      • If no candidate wins a majority on the first round, a second vote is taken (usually within a couple of weeks) and the plurality rule applies.
      • [France and Russia use this. Similar to the run-off primary in the south.]
  • Alternative vote:
    • The voter indicates a 1st choice, 2nd choice, and so on.
    • [Used in Australia]
  • Approval voting:
    • Voters vote for all the candidates they prefer, without ranking choices.
    • [A recent favorite of some political scientists.]


MULTI-MEMBER DISTRICTS: N representatives are elected in each district (where N > 1).

  • Simple plurality vote:
    • The N candidates who receive the most votes win.
    • This usually results in one party sweeping all the seats to be elected.
    • [Used in 1964 to elect 177 members to the Illinois House of Representatives.
      • Each party agreed to nominate 118 candidates (2/3 of the House of 177).
      • The Democrats won all 118 from their list.
      • he Republicans elected the top 59 from their list.
  • Methods for ensuring some minority representation:
    • Single vote:
      • Every voter is given only one vote.
      • A concerted minority can elect one of the N candidates if can reach the Droop quota:
      • Droop quota =
        size of the electorate

        + 1

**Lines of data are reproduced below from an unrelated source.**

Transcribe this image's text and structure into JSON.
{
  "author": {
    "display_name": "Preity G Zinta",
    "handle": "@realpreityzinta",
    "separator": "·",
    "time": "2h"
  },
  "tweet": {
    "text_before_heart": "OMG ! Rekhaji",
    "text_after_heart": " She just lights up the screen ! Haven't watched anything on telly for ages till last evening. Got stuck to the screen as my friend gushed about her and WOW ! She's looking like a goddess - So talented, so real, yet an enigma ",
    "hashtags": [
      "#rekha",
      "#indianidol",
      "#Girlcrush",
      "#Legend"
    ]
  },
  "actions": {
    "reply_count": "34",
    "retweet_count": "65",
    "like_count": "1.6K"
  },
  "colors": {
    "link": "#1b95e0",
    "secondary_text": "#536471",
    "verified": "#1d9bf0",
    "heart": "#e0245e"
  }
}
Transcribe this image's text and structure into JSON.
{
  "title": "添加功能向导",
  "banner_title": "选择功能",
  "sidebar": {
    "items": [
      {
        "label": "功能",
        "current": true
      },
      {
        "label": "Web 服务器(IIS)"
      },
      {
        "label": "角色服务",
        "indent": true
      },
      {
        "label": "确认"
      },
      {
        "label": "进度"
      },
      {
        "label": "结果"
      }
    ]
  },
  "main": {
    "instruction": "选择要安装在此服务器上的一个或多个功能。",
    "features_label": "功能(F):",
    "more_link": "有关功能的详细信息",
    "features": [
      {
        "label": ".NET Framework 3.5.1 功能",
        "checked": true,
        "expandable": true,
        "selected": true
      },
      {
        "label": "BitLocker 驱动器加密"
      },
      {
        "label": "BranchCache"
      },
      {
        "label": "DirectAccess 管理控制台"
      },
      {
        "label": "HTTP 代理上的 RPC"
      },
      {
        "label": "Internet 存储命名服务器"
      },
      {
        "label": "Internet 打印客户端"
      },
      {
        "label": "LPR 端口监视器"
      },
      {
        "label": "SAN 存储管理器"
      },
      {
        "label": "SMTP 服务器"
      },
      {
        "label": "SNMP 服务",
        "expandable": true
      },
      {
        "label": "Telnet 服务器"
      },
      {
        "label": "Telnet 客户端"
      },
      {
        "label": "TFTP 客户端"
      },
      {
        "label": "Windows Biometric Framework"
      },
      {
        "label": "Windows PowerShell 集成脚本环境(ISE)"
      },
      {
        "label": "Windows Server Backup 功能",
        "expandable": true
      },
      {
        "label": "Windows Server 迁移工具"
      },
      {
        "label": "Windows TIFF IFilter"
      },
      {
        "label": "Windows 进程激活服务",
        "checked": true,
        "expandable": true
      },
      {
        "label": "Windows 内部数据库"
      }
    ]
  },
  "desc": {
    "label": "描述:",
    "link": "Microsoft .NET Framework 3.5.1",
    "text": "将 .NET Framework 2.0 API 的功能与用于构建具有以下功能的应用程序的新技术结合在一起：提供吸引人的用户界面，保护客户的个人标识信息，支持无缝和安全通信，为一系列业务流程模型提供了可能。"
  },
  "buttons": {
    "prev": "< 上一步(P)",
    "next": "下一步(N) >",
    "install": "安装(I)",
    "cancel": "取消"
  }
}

        N + 1
    • Limited vote:
      • The voters are given more than one vote but a number less than the number of candidates to be elected. [
      • Used perviously in Japan.]
    • Cumulative vote:
      • Each voter has N votes, and these votes may all be cast for one candidate or apportioned among the candidates.
      • [Used in Illinois until 1970.]
    • Extra votes:
      • This is the logical conclusion of the possibilities:
      • each voter has more than N votes, which can be apportioned as the voter wishes.
      • [Because this method is possible, it's probably used somewhere.]
  • Methods for producing proportional reporesentation (called PR).
    • List systems:
      • Each party offers a list of N candidates for the N seats elected in the district.
        • In some countries (e.g., in Israel and Holland), the entire country is the district.
        • In other countries, districts may range in size from 5 to 20 or so.
        • But multi-member districts are needed for list PR.
      • The voter chooses the party rather than the candidates.
      • Seats are awarded to parties in proportion to the popular vote they receive.
      • Hence, the term proportional representation.
      • [Used in most European countries.]
    • Mixed systems:
      • Part elected in single-member districts using simple plurality rule.
      • Part of the parliament elected in multi-member districts using a list system
      • Seats are awarded to parties in parliament according to the proportion of votes won in the list voting.
        • All candidates who won in districts are seated.
        • Other candidates are chosen from the top of party lists to round out the membership.
      • [Used in Germany, Hungary, and Russia]
    • Single transferable vote (STV)
      • As in the alternative vote, voters express preferences among candidates by ranking them.
      • Each candidate who gets enough votes to surpass the Droop Quota is elected.
      • The candidates' second preferences are distributed among the remaining candidates.
      • As each candidate, surpasses the Droop quota, that candidate is elected, and the candidate's "extra" votes are distributed among the remaining candidates.
      • If no one else gets enough to surpass the Droop Quota after each counting,
        • the candidate with the lowest number of votes is dropped and
        • that candidate's second preferences are distributed among the remaining candidates, and so forth.
      • [Used in Ireland.]: